● **WORK ITEM**: Which of the lines in the records below hold the string "replies"? Copy every one of them.

Dataset entries
BEGIN
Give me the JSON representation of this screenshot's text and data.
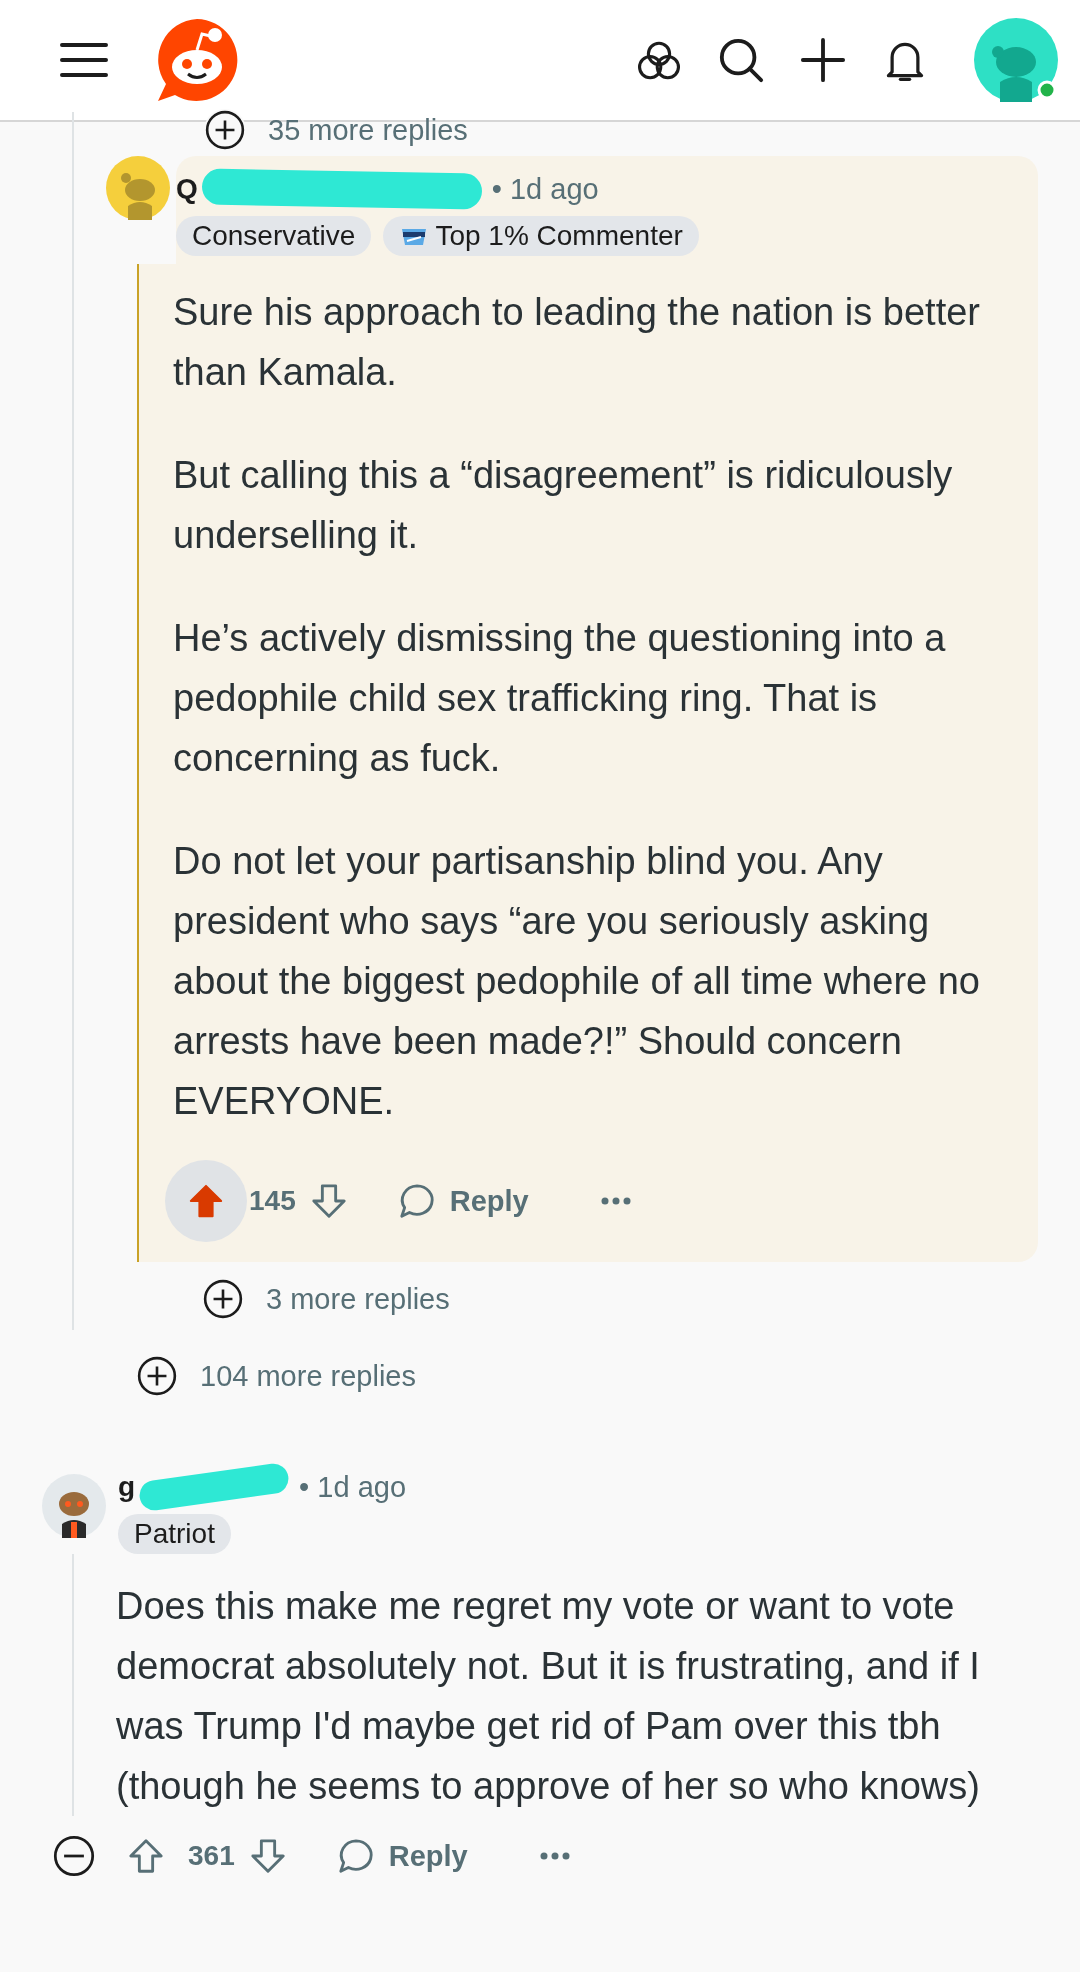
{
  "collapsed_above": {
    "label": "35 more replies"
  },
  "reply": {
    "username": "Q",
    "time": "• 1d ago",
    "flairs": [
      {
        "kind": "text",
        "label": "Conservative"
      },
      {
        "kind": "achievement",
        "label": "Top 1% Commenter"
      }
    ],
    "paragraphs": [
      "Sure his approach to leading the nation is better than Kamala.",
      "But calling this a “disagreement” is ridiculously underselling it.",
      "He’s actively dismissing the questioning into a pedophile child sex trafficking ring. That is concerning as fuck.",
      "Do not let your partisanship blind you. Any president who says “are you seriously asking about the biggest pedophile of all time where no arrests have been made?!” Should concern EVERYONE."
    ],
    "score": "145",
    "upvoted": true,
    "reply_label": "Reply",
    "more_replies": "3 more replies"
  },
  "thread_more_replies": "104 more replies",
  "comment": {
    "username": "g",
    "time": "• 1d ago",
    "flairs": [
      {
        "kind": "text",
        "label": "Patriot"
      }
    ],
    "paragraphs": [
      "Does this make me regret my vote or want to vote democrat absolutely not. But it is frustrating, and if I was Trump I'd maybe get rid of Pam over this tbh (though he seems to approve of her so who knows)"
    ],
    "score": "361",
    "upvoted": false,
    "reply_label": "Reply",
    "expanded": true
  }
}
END
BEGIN
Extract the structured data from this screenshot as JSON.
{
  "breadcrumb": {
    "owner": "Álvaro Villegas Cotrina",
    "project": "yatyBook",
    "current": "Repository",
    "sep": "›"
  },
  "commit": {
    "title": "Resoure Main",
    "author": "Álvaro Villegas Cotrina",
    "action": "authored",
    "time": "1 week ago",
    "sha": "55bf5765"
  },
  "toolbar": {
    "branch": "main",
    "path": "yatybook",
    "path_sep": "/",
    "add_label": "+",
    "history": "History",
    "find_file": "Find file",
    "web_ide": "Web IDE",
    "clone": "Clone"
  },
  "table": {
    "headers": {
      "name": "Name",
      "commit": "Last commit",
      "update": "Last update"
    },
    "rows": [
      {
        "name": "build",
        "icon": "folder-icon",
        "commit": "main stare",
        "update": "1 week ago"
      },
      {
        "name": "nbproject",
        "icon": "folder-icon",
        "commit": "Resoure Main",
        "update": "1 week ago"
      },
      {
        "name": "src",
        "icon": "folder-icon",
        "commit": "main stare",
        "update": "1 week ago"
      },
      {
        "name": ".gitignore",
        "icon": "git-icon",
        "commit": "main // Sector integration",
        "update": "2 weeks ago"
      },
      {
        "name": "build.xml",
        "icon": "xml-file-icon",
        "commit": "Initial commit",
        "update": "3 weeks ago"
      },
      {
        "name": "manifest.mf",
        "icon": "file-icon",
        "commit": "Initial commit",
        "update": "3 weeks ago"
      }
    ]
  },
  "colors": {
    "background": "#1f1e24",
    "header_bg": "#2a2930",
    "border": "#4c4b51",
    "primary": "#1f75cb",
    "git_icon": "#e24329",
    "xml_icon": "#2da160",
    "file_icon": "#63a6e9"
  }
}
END
● **EXERCISE SOLUTION**:
    "label": "35 more replies"
    "more_replies": "3 more replies"
  "thread_more_replies": "104 more replies",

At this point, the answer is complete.